As babies continue to develop, they will refine their grasping skills and be able to pick up and hold objects with greater precision. Understanding the different types of grasping can help parents and caregivers support babies as they learn and grow.
Factors Affecting Grasping
According to the Centers for Disease Control, grasping is one of the most important milestones in a baby’s development that typically occurs between 3-6 months of age. Initially, babies use a reflexive grasp, where they close their fingers around an object that touches the palm of their hand. As they develop, they begin to use a voluntary grasp, where they intentionally reach for and grasp objects. By 9-12 months, they can use a pincer grasp, where they use their thumb and index finger to pick up small objects.
Object Size and Shape
The size and shape of an object can affect a baby’s ability to grasp it. Small objects may be difficult to pick up, while large objects may be too heavy or awkward to hold. Objects with irregular shapes may be harder to grasp than those with smooth, rounded surfaces. Additionally, the texture of an object can influence how a baby grasps it. For example, a slippery object may be harder to hold onto than a rough one.
Just like adults, babies may have a dominant hand that they prefer to use for grasping. This preference may become apparent around 6-9 months of age. However, it’s important to note that some babies may not show a clear hand preference until they are older.
Overall, there are several factors that can influence a baby’s ability to grasp objects. Understanding these factors can help parents and caregivers choose appropriate toys and activities to support their child’s development.
Activities to Encourage Grasping
Sensory play is a great way to encourage babies to explore and grasp objects. Sensory play activities can include playing with different textures, colors, and shapes. Some examples of sensory play activities that can encourage grasping include:
- Filling a bin with rice or beans and hiding small toys or objects for the baby to find and grasp. You can also encourage your baby to start passing objects to further develop their finger skills.
- Providing different textured fabrics for the baby to feel and grasp, such as silk, velvet, and fur
- Using a sensory ball pit for the baby to explore and grasp different balls
- When your baby is in the baby gym, use toys with different textures.
- Encourage finger feeding during mealtimes. Offer baby lots of solid foods of varying textures and sizes.
Manipulative toys are designed to help babies develop their grasping skills. These toys often have different textures, colors, and shapes that can help stimulate the baby’s senses and encourage grasping. Some examples of manipulative toys that can encourage grasping include:
- Rattles: Rattles are great for encouraging grasping and also provide auditory stimulation for the baby

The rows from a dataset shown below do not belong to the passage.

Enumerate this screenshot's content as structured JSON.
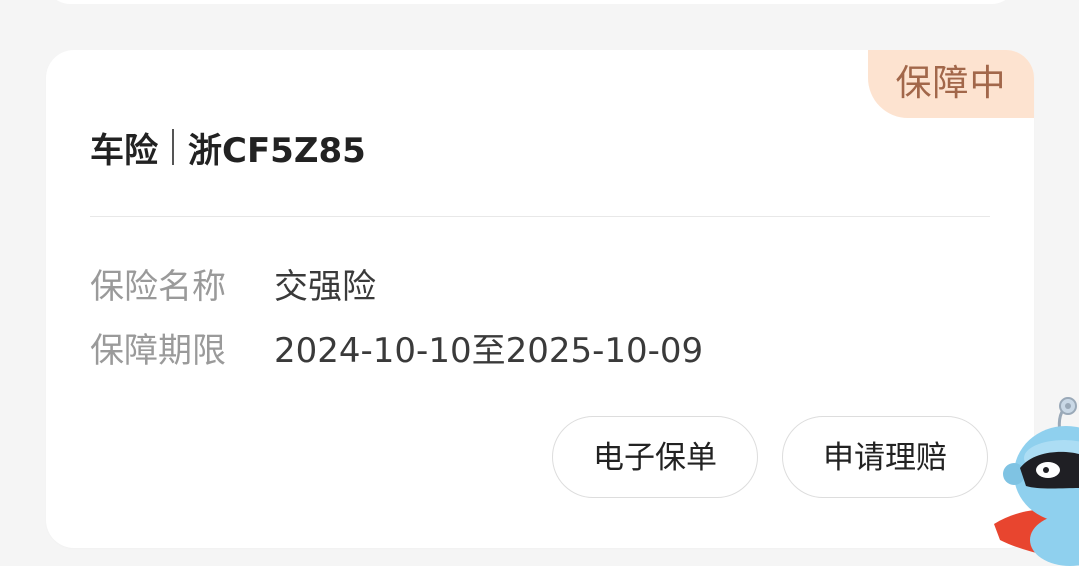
{
  "card": {
    "status": "保障中",
    "category": "车险",
    "plate": "浙CF5Z85",
    "fields": [
      {
        "label": "保险名称",
        "value": "交强险"
      },
      {
        "label": "保障期限",
        "value": "2024-10-10至2025-10-09"
      }
    ],
    "actions": {
      "policy_label": "电子保单",
      "claim_label": "申请理赔"
    }
  },
  "colors": {
    "badge_bg": "#fde3d0",
    "badge_text": "#a2674a",
    "mascot_body": "#8fd0ee",
    "mascot_cape": "#e8452f"
  },
  "icons": {
    "mascot": "robot-mascot-icon"
  }
}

- Stacking Rings: Stacking rings can help babies develop their grasping and hand-eye coordination skills
- Soft Blocks: Soft building blocks are easy for babies to grasp and can also help with spatial awareness and problem-solving skills

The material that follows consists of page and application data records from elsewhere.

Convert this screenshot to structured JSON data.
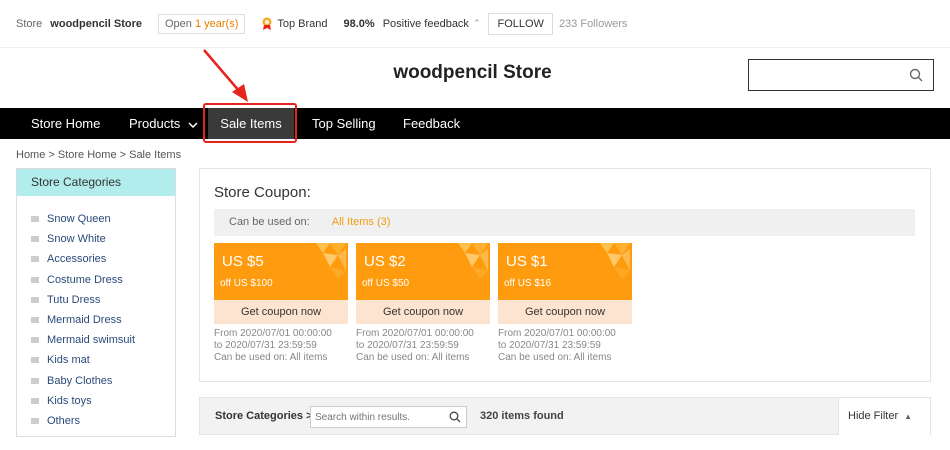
{
  "topbar": {
    "store_label": "Store",
    "store_name": "woodpencil Store",
    "open_prefix": "Open ",
    "open_years": "1 year(s)",
    "brand_label": "Top Brand",
    "feedback_pct": "98.0%",
    "feedback_label": "Positive feedback",
    "follow_label": "FOLLOW",
    "followers": "233 Followers"
  },
  "header": {
    "title": "woodpencil Store",
    "search_placeholder": ""
  },
  "nav": {
    "items": [
      {
        "label": "Store Home"
      },
      {
        "label": "Products"
      },
      {
        "label": "Sale Items"
      },
      {
        "label": "Top Selling"
      },
      {
        "label": "Feedback"
      }
    ],
    "active": "Sale Items"
  },
  "breadcrumb": "Home > Store Home > Sale Items",
  "sidebar": {
    "title": "Store Categories",
    "items": [
      "Snow Queen",
      "Snow White",
      "Accessories",
      "Costume Dress",
      "Tutu Dress",
      "Mermaid Dress",
      "Mermaid swimsuit",
      "Kids mat",
      "Baby Clothes",
      "Kids toys",
      "Others"
    ]
  },
  "coupons": {
    "title": "Store Coupon:",
    "used_on_label": "Can be used on:",
    "all_items": "All Items (3)",
    "items": [
      {
        "amount": "US $5",
        "condition": "off US $100",
        "button": "Get coupon now",
        "from": "From 2020/07/01 00:00:00",
        "to": "to 2020/07/31 23:59:59",
        "usable": "Can be used on: All items"
      },
      {
        "amount": "US $2",
        "condition": "off US $50",
        "button": "Get coupon now",
        "from": "From 2020/07/01 00:00:00",
        "to": "to 2020/07/31 23:59:59",
        "usable": "Can be used on: All items"
      },
      {
        "amount": "US $1",
        "condition": "off US $16",
        "button": "Get coupon now",
        "from": "From 2020/07/01 00:00:00",
        "to": "to 2020/07/31 23:59:59",
        "usable": "Can be used on: All items"
      }
    ]
  },
  "filter": {
    "label": "Store Categories >",
    "search_placeholder": "Search within results.",
    "items_found": "320 items found",
    "hide_filter": "Hide Filter"
  },
  "colors": {
    "accent_orange": "#ff9b0e",
    "nav_bg": "#000000",
    "sidebar_head": "#b3ecec",
    "annotation_red": "#e8231c"
  }
}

Tummy time is an important activity for babies to help develop their grasping skills. When babies learn how to move while on their stomachs, they will try to reach for objects with their own hands.
- Placing toys or objects in front of the baby to encourage the baby’s hands to reach and grasp
- Using a mirror to encourage the baby to lift their head and reach for their reflection
- Providing a soft, textured mat for the baby to explore and grasp
FAQS on Babies Grabbing Things
Why do babies grab everything?
Babies grab everything as a natural part of their development. Grasping objects helps them improve their fine motor skills, hand-eye coordination, and muscle strength. It also allows them to explore their environment, learn about different textures and shapes, and understand cause and effect.